“U.S. companies face a far more challenging environment, and the stakes are extremely high for their businesses and our economy,” he said in a statement. “The world’s 5G leaders will be able to sell their technologies globally and shape the wireless landscape for years to come.”
The president of wireless trade group CTIA, Meredith Attwell Baker, echoed that sentiment, and said that the competitive advantage of the FCC’s move cannot be overemphasized.
“Today’s vote by the FCC to make high band spectrum available for 5G was a clear victory for Americans’ mobile-first lives,” she said. “America is the world’s 4G LTE leader and, in the race to 5G, we are positioned well with this spectrum to fuel the next generation of networks, devices and apps.”
5G technology is still a long way off – the generally accepted timeline says that we’ll see it hit the retail market in about 2020 – and there’s a lot to do between now and then. While the millimeter-wave spectrum is thought to be key to any future 5G tech, the precise details of any 5G specification are far from settled.
Yet the FCC’s move is widely seen as a step in the right direction. An analyst with the Information Technology and Innovation Foundation, a tech industry lobbying group in Washington, D.C., praised the FCC for its action.

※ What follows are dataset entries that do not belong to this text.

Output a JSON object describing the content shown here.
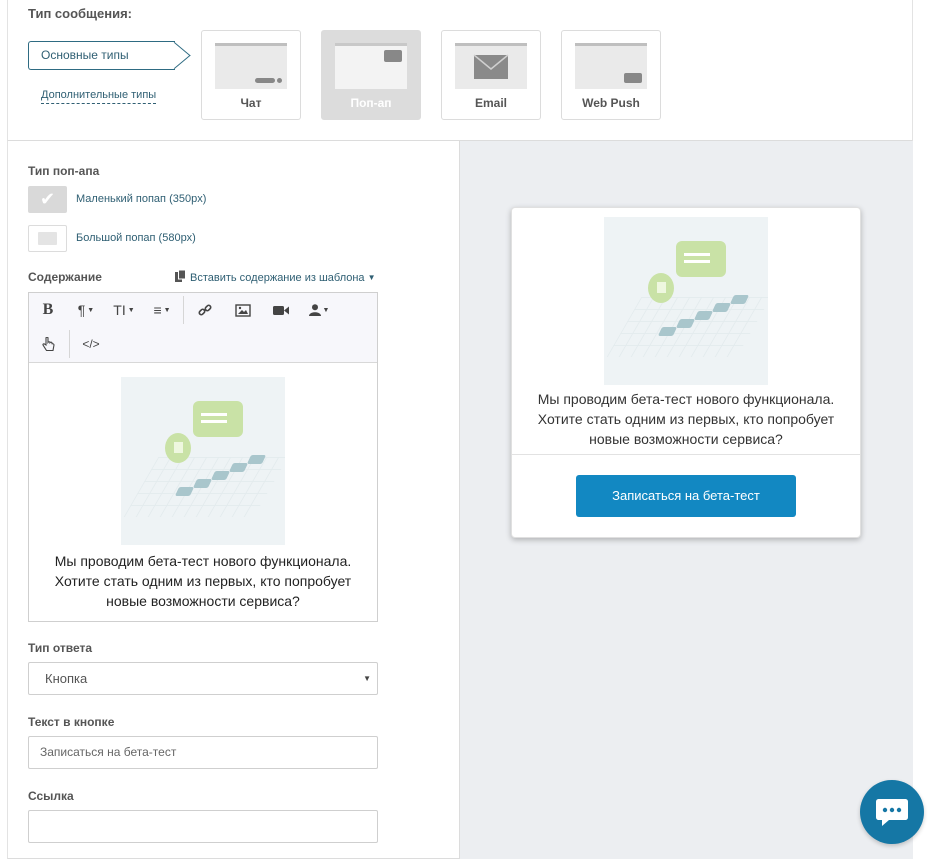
{
  "message_type": {
    "title": "Тип сообщения:",
    "primary_tab": "Основные типы",
    "secondary_tab": "Дополнительные типы",
    "cards": [
      {
        "label": "Чат"
      },
      {
        "label": "Поп-ап",
        "active": true
      },
      {
        "label": "Email"
      },
      {
        "label": "Web Push"
      }
    ]
  },
  "popup_type": {
    "label": "Тип поп-апа",
    "options": [
      {
        "label": "Маленький попап (350px)",
        "checked": true
      },
      {
        "label": "Большой попап (580px)",
        "checked": false
      }
    ]
  },
  "content": {
    "label": "Содержание",
    "template_link": "Вставить содержание из шаблона",
    "toolbar": {
      "bold": "B",
      "paragraph": "¶",
      "font_size": "TI",
      "align": "≡",
      "code": "</>"
    },
    "body_text_lines": [
      "Мы проводим бета-тест нового функционала.",
      "Хотите стать одним из первых, кто попробует",
      "новые возможности сервиса?"
    ]
  },
  "response_type": {
    "label": "Тип ответа",
    "value": "Кнопка"
  },
  "button_text": {
    "label": "Текст в кнопке",
    "value": "Записаться на бета-тест"
  },
  "link": {
    "label": "Ссылка",
    "value": ""
  },
  "preview": {
    "text_lines": [
      "Мы проводим бета-тест нового функционала.",
      "Хотите стать одним из первых, кто попробует",
      "новые возможности сервиса?"
    ],
    "button_label": "Записаться на бета-тест"
  },
  "colors": {
    "accent": "#1288c2",
    "link": "#2f5f73",
    "chat_fab": "#1577a5"
  }
}
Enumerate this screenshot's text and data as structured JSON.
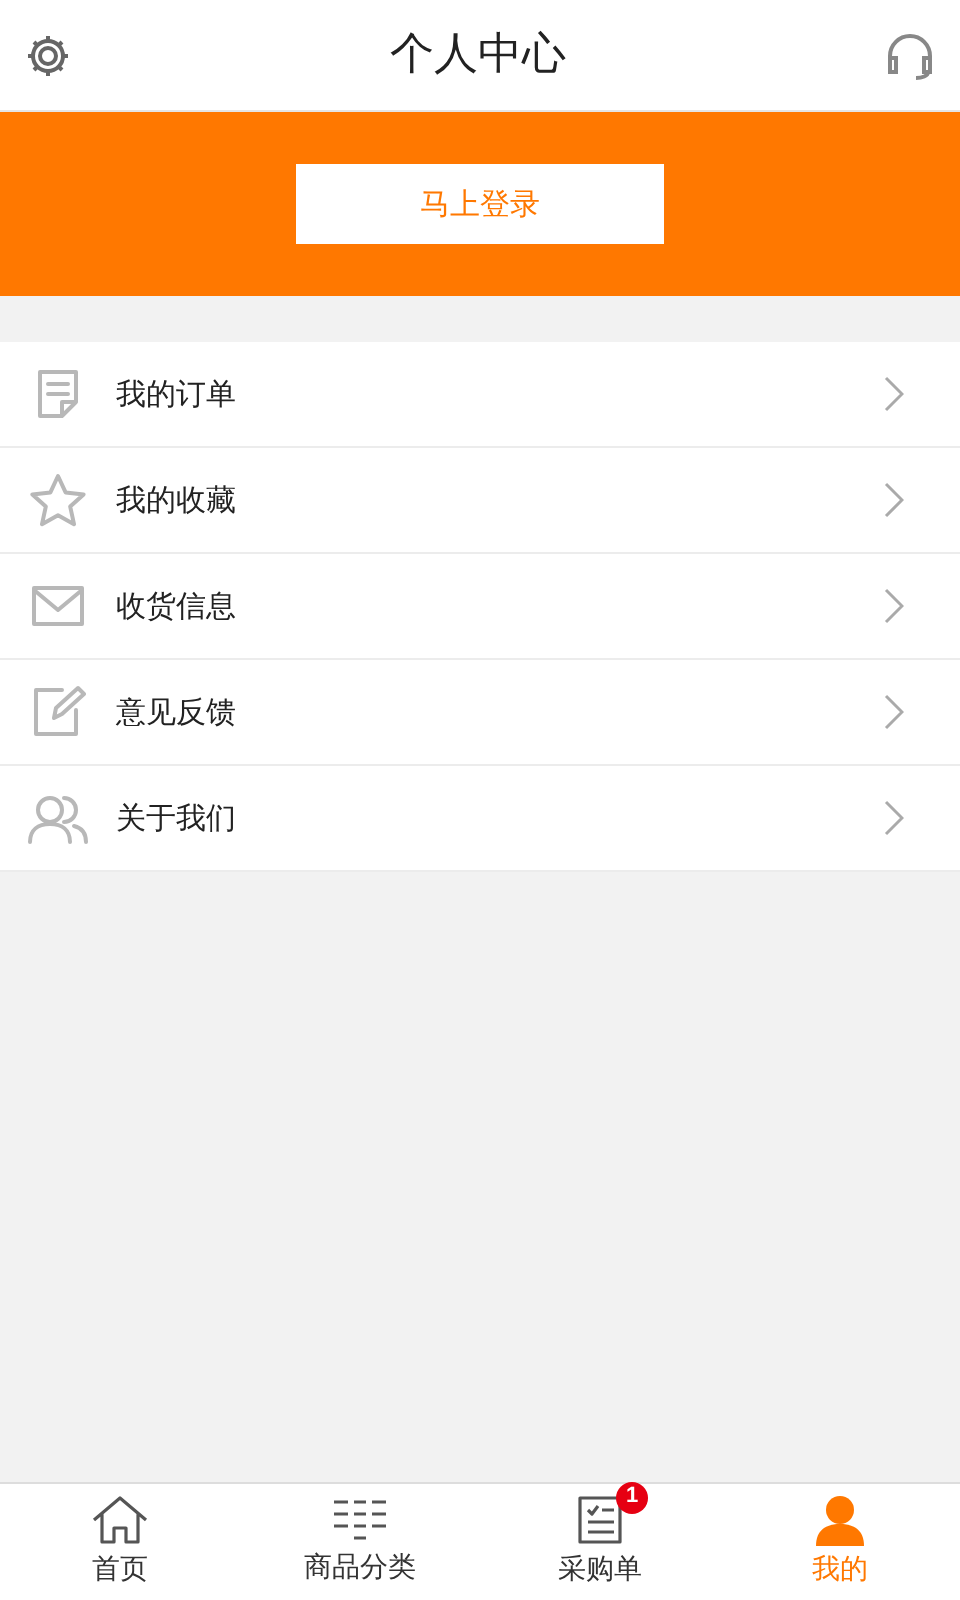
{
  "header": {
    "title": "个人中心"
  },
  "login_button": "马上登录",
  "menu": [
    {
      "kind": "order",
      "label": "我的订单"
    },
    {
      "kind": "star",
      "label": "我的收藏"
    },
    {
      "kind": "mail",
      "label": "收货信息"
    },
    {
      "kind": "edit",
      "label": "意见反馈"
    },
    {
      "kind": "users",
      "label": "关于我们"
    }
  ],
  "tabs": [
    {
      "kind": "home",
      "label": "首页",
      "selected": false
    },
    {
      "kind": "category",
      "label": "商品分类",
      "selected": false
    },
    {
      "kind": "list",
      "label": "采购单",
      "selected": false,
      "badge": "1"
    },
    {
      "kind": "person",
      "label": "我的",
      "selected": true
    }
  ]
}
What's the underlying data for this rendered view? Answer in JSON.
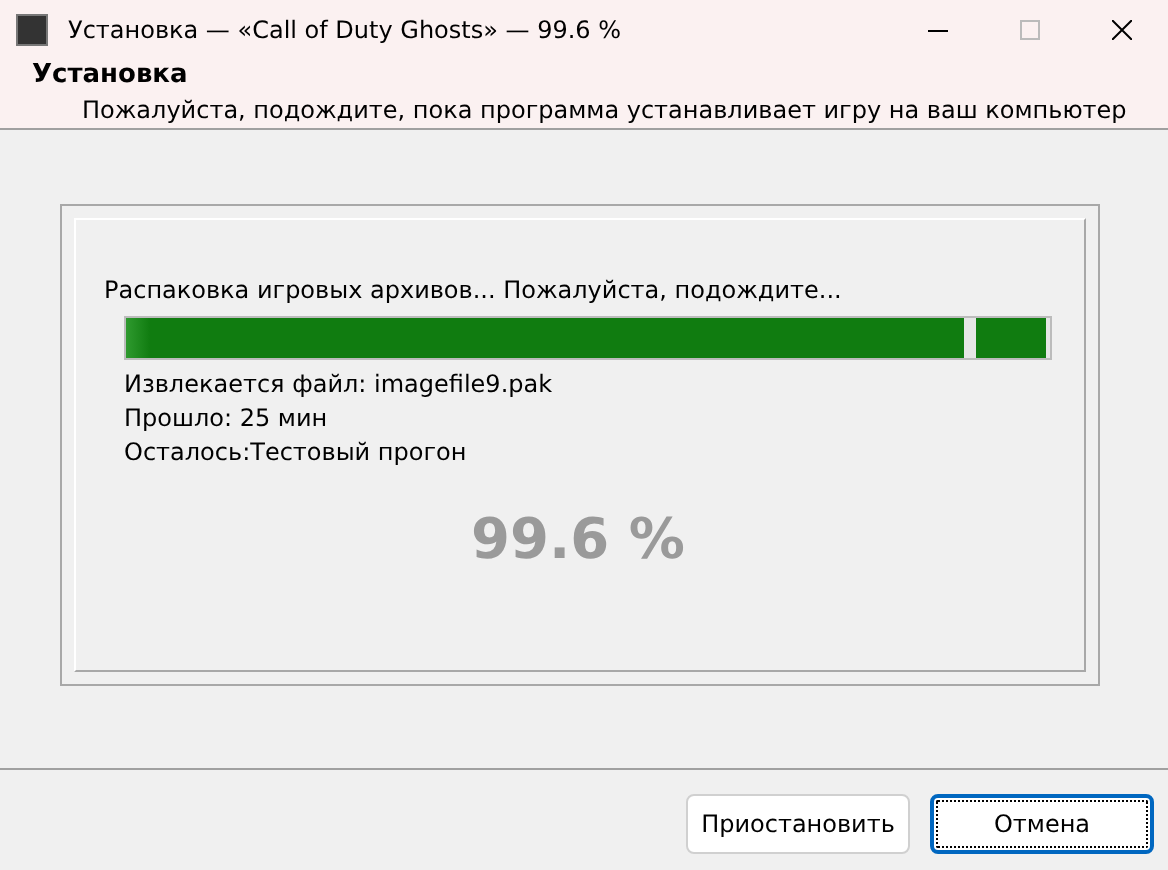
{
  "window": {
    "title": "Установка — «Call of Duty Ghosts» — 99.6 %"
  },
  "header": {
    "title": "Установка",
    "subtitle": "Пожалуйста, подождите, пока программа устанавливает игру на ваш компьютер"
  },
  "progress": {
    "status": "Распаковка игровых архивов... Пожалуйста, подождите...",
    "level": 0.996,
    "lines": [
      "Извлекается файл: imagefile9.pak",
      "Прошло: 25 мин",
      "Осталось:Тестовый прогон"
    ],
    "percent": "99.6 %"
  },
  "buttons": [
    {
      "label": "Приостановить",
      "selected": false
    },
    {
      "label": "Отмена",
      "selected": true
    }
  ]
}
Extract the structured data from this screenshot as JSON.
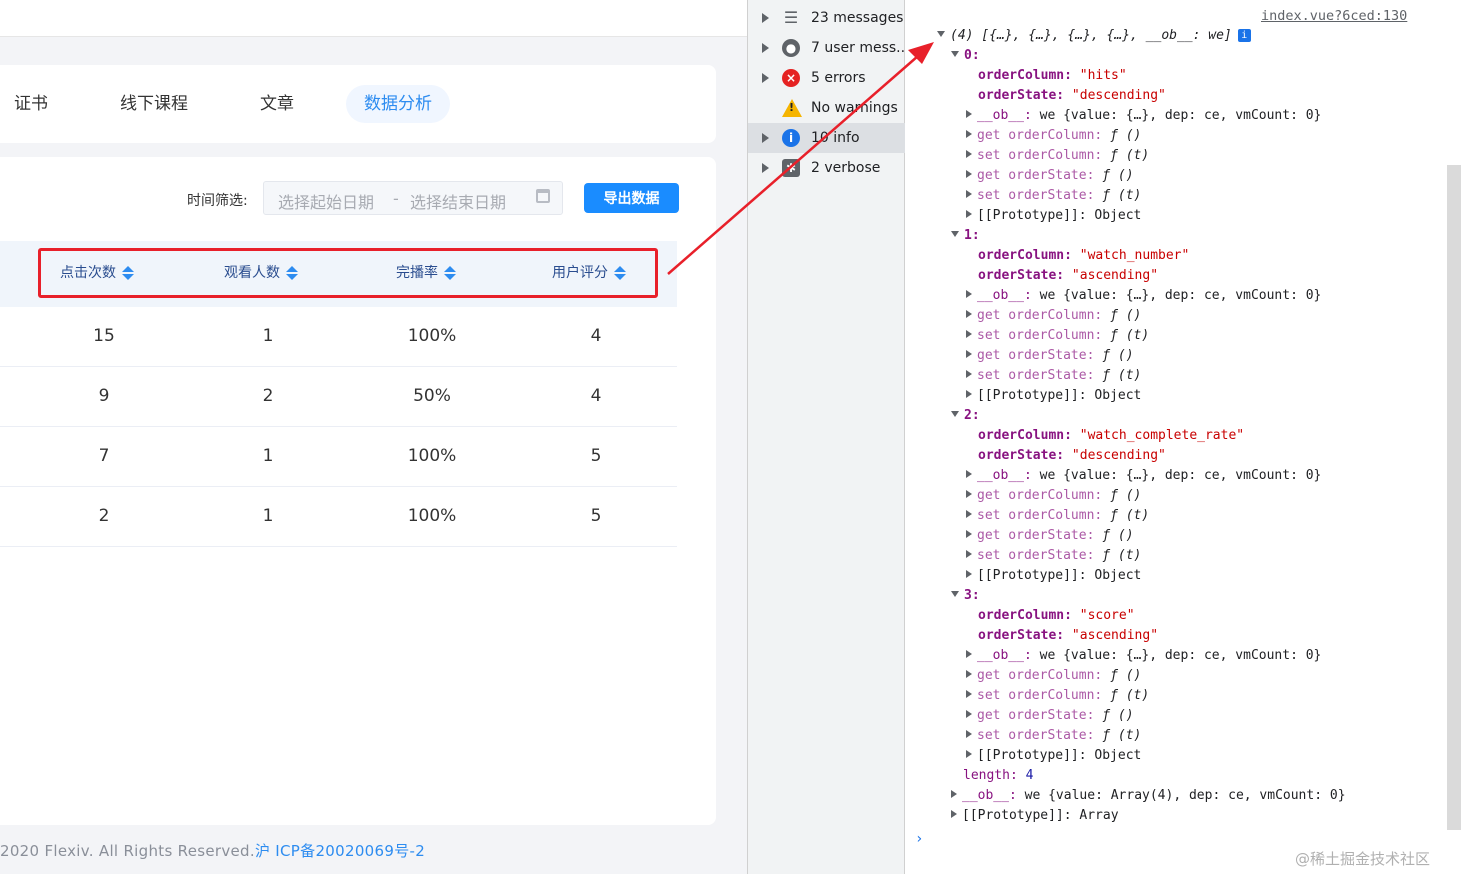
{
  "app": {
    "tabs": [
      "证书",
      "线下课程",
      "文章",
      "数据分析"
    ],
    "active_tab": "数据分析",
    "filter_label": "时间筛选:",
    "date_start_placeholder": "选择起始日期",
    "date_separator": "-",
    "date_end_placeholder": "选择结束日期",
    "export_label": "导出数据",
    "columns": [
      "点击次数",
      "观看人数",
      "完播率",
      "用户评分"
    ],
    "rows": [
      [
        "15",
        "1",
        "100%",
        "4"
      ],
      [
        "9",
        "2",
        "50%",
        "4"
      ],
      [
        "7",
        "1",
        "100%",
        "5"
      ],
      [
        "2",
        "1",
        "100%",
        "5"
      ]
    ],
    "footer_text": "2020 Flexiv. All Rights Reserved.",
    "footer_link": "沪 ICP备20020069号-2"
  },
  "sidebar": {
    "items": [
      {
        "label": "23 messages",
        "icon": "list-icon"
      },
      {
        "label": "7 user mess...",
        "icon": "user-icon"
      },
      {
        "label": "5 errors",
        "icon": "error-icon"
      },
      {
        "label": "No warnings",
        "icon": "warning-icon"
      },
      {
        "label": "10 info",
        "icon": "info-icon"
      },
      {
        "label": "2 verbose",
        "icon": "verbose-icon"
      }
    ]
  },
  "console": {
    "source_link": "index.vue?6ced:130",
    "summary": "(4) [{…}, {…}, {…}, {…}, __ob__: we]",
    "entries": [
      {
        "index": "0:",
        "orderColumn": "\"hits\"",
        "orderState": "\"descending\""
      },
      {
        "index": "1:",
        "orderColumn": "\"watch_number\"",
        "orderState": "\"ascending\""
      },
      {
        "index": "2:",
        "orderColumn": "\"watch_complete_rate\"",
        "orderState": "\"descending\""
      },
      {
        "index": "3:",
        "orderColumn": "\"score\"",
        "orderState": "\"ascending\""
      }
    ],
    "key_orderColumn": "orderColumn:",
    "key_orderState": "orderState:",
    "ob_key": "__ob__:",
    "ob_value": "we {value: {…}, dep: ce, vmCount: 0}",
    "get_col": "get orderColumn:",
    "set_col": "set orderColumn:",
    "get_state": "get orderState:",
    "set_state": "set orderState:",
    "fn_noarg": "ƒ ()",
    "fn_arg": "ƒ (t)",
    "proto_obj": "[[Prototype]]: Object",
    "length_key": "length:",
    "length_val": "4",
    "ob_array_value": "we {value: Array(4), dep: ce, vmCount: 0}",
    "proto_arr": "[[Prototype]]: Array",
    "prompt": "›",
    "watermark": "@稀土掘金技术社区"
  },
  "colors": {
    "accent": "#2d8cf0",
    "export_button": "#1a8cff",
    "highlight": "#e8202a"
  }
}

“This vote, opening up nearly 11 gigahertz of high-frequency spectrum, is a bright spot in recent FCC rulemakings,” said telecommunications policy analyst Doug Brake. “By freeing up this millimeter-wave spectrum to be capitalized upon by new technology, the FCC is putting the United States on the path for leadership in deploying 5G wireless systems.”